If you are waiting to buy Toronto Real Estate, you’re not alone. But waiting could be costing you more than you think.
Many people we speak to have shared similar concerns about Toronto Real Estate being a housing bubble, climbing household debt, the Canadian economy potentially slipping into recession, and of course, the potential for interest rates to climb or housing prices to fall in the somewhat near future.
No one wants to fall victim to any of these potential situations. While no one can say for certain what will happen, I address these concerns in my analysis How to Beat The Canadian Economy & Toronto Real Estate Market.
Even if you agree with everything I share in my analysis, it is still technically a theory. No one knows for certain what will happen. While being able to support a theory can go a long way, it’s always helpful to have an example that breaks down the numbers.
Let’s Take A Look At Why:
With an average market increase of 10 percent per year on freehold property (6 percent on condos) for the last 6 years (2016 is currently looking even higher), there is a significant argument that waiting to buy (even if there is a housing correction) will end up costing you more in the long run.

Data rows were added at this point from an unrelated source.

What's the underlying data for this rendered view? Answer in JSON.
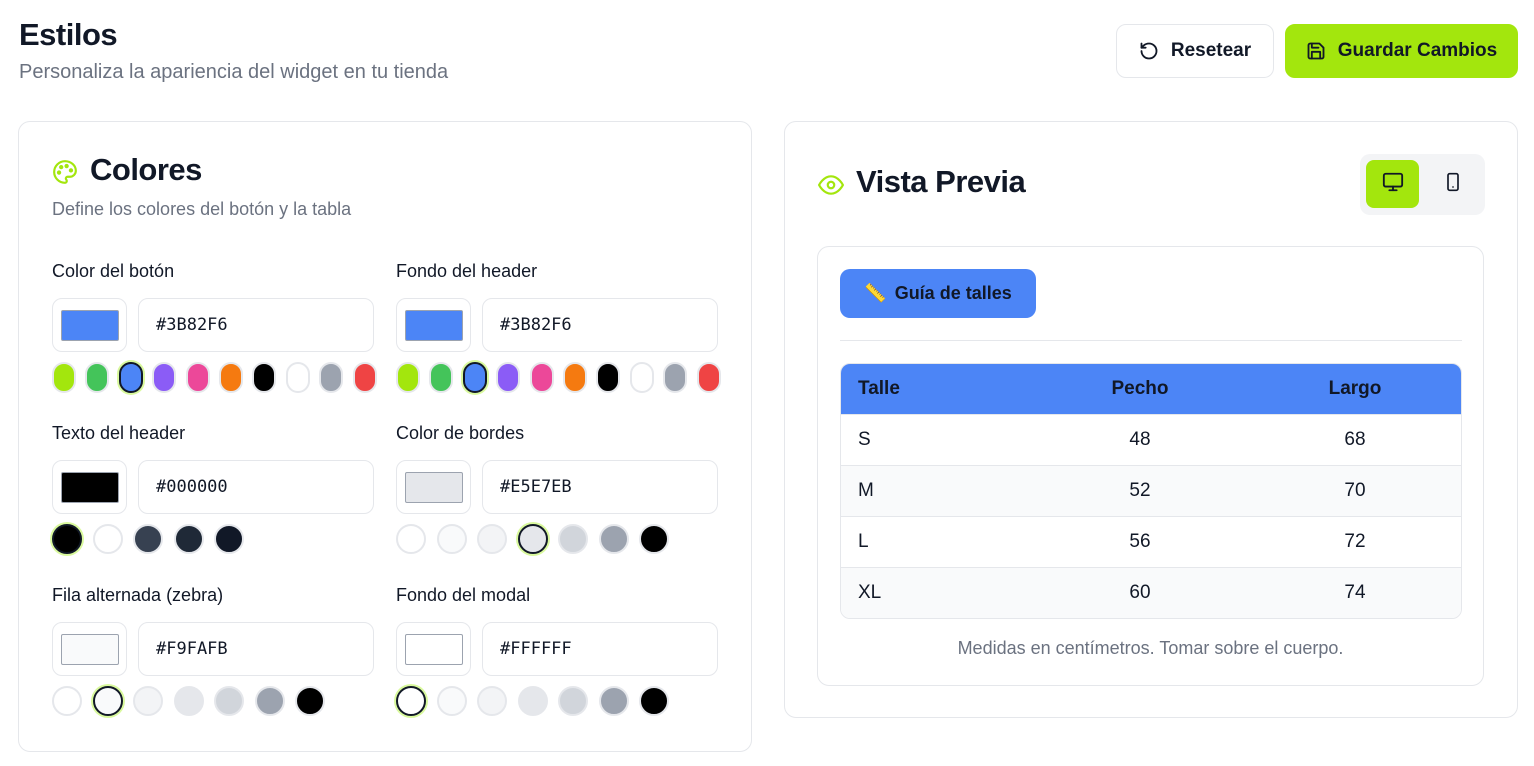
{
  "header": {
    "title": "Estilos",
    "subtitle": "Personaliza la apariencia del widget en tu tienda",
    "reset_label": "Resetear",
    "save_label": "Guardar Cambios"
  },
  "theme": {
    "accent": "#a3e60d",
    "border": "#e5e7eb",
    "muted_text": "#6b7280"
  },
  "colors": {
    "title": "Colores",
    "subtitle": "Define los colores del botón y la tabla",
    "icon": "palette-icon",
    "fields": [
      {
        "label": "Color del botón",
        "value": "#3B82F6",
        "swatch": "#4c85f6",
        "selected": 2,
        "presets": [
          "#a3e60d",
          "#44c45a",
          "#4c85f6",
          "#8b5cf6",
          "#ec4899",
          "#f57a10",
          "#000000",
          "#ffffff",
          "#9ca3af",
          "#ef4444"
        ]
      },
      {
        "label": "Fondo del header",
        "value": "#3B82F6",
        "swatch": "#4c85f6",
        "selected": 2,
        "presets": [
          "#a3e60d",
          "#44c45a",
          "#4c85f6",
          "#8b5cf6",
          "#ec4899",
          "#f57a10",
          "#000000",
          "#ffffff",
          "#9ca3af",
          "#ef4444"
        ]
      },
      {
        "label": "Texto del header",
        "value": "#000000",
        "swatch": "#000000",
        "selected": 0,
        "presets": [
          "#000000",
          "#ffffff",
          "#374151",
          "#1f2937",
          "#111827"
        ]
      },
      {
        "label": "Color de bordes",
        "value": "#E5E7EB",
        "swatch": "#e5e7eb",
        "selected": 3,
        "presets": [
          "#ffffff",
          "#f9fafb",
          "#f3f4f6",
          "#e5e7eb",
          "#d1d5db",
          "#9ca3af",
          "#000000"
        ]
      },
      {
        "label": "Fila alternada (zebra)",
        "value": "#F9FAFB",
        "swatch": "#f9fafb",
        "selected": 1,
        "presets": [
          "#ffffff",
          "#f9fafb",
          "#f3f4f6",
          "#e5e7eb",
          "#d1d5db",
          "#9ca3af",
          "#000000"
        ]
      },
      {
        "label": "Fondo del modal",
        "value": "#FFFFFF",
        "swatch": "#ffffff",
        "selected": 0,
        "presets": [
          "#ffffff",
          "#f9fafb",
          "#f3f4f6",
          "#e5e7eb",
          "#d1d5db",
          "#9ca3af",
          "#000000"
        ]
      }
    ]
  },
  "preview": {
    "title": "Vista Previa",
    "icon": "eye-icon",
    "device_desktop_icon": "monitor-icon",
    "device_mobile_icon": "smartphone-icon",
    "active_device": "desktop",
    "guide_button": {
      "emoji": "📏",
      "label": "Guía de talles"
    },
    "table": {
      "header_bg": "#4c85f6",
      "columns": [
        "Talle",
        "Pecho",
        "Largo"
      ],
      "rows": [
        [
          "S",
          "48",
          "68"
        ],
        [
          "M",
          "52",
          "70"
        ],
        [
          "L",
          "56",
          "72"
        ],
        [
          "XL",
          "60",
          "74"
        ]
      ]
    },
    "footnote": "Medidas en centímetros. Tomar sobre el cuerpo."
  }
}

In my example below, it’s important to note that the bulk of the annual price increase happens in the first half of the year (spring market).
Let’s assume a 6% increase in the first 6 months and an additional 4% for the following 6 months:
|Buy Today||In 6 Months||In 12 Months|
|Min. Down Payment||$55,000||$59,800||+$4,800||$63,000||+$8,000|
|Taxes / Fees||$470||$470||$470|
|Total Cost Increase||+$70,770||(8.85%)||+$117,951||(14.74%)|
Let’s Breakdown The Numbers:
As shown above, if you have a budget of $800,000 and are waiting to see if the fall market might cool down, by waiting just 6 months, you will be spending an additional $71,000 on your investment. This calculation takes into consideration the market increase, additional cost of the loan, CMHC insurance and the additional interest you will pay over the 25 year mortgage. If you don’t seal the deal in 2016, waiting until next spring would cost you nearly $120,000 to purchase the exact same $800,000 house one year from now.
A Few Important Things To Consider:
- Your minimum downpayment is going to increase. On an $800,000 house, a 6 percent market increase would require an additional $800/mo in after tax income to cover the difference.
- While we don’t recommend borrowing the maximum amount of money the bank will lend you, waiting may lead to needing a higher income to qualify for your mortgage.
- The result of the price increase, additional interest and CMHC increase will tack on an additional $200/month to your mortgage payment.
- If you were originally look to purchase a house in the $950K range, the same amount of house would then cost over $1M, which will increase your down payment to a minimum of 20% (that’s a minimum of $200K in cash plus closing costs). Even if you’re approved for over $1M, not having the $250K in cash means you’ll be shopping for less and less house over time.
For those who believe that a housing correction is imminent, you have to take into consideration that a correction would only be giving you a discount on the increased cost NOT on the price of the property. If the market is increasing at 10% per year, there would have to be a 10% correction JUST for you to break even on waiting. The market would then have to continue to decline even further for you to start recognizing any level of savings. There is no indication that is even close to happening.
The last major recession occurred in 1989, when market prices blew up 114% in a 4 year period between 1985-1989. As per my article The Toronto Real Estate Market Isn’t a Bubble, the housing crash happened because homes were being purchased for investment purposes not as a primary residence. Today, a majority of buyers are looking to purchase a primary residence; many wanting to start a family. According to Toronto Condo Bubble, prices declined nearly 23% between 1989-1996. Most experts agree (I haven’t found a reliable one yet who doesn’t agree) that we are nowhere even close to experiencing what happened nearly 30 years ago.
Conclusion: Don’t Wait to Buy Toronto Real Estate
Unless you are betting very heavily against the Toronto Real Estate Market, don’t wait to buy. Waiting just 6 months could be costing you close to 10% on your total investment.
Based on everything that we know today (while nothing is for certain), the Toronto market might “cool off” in the next 12-18 months as more affordable housing becomes available and if interest rates increase. This still doesn’t mean that we will see a dramatic decline in housing value. While it is possible for anything to happen, you have to ask yourself what the probabilities look like and if you are accurately weighing your options.
Still not sure? Want more information? Have an opinion or questions? Please share your thoughts below.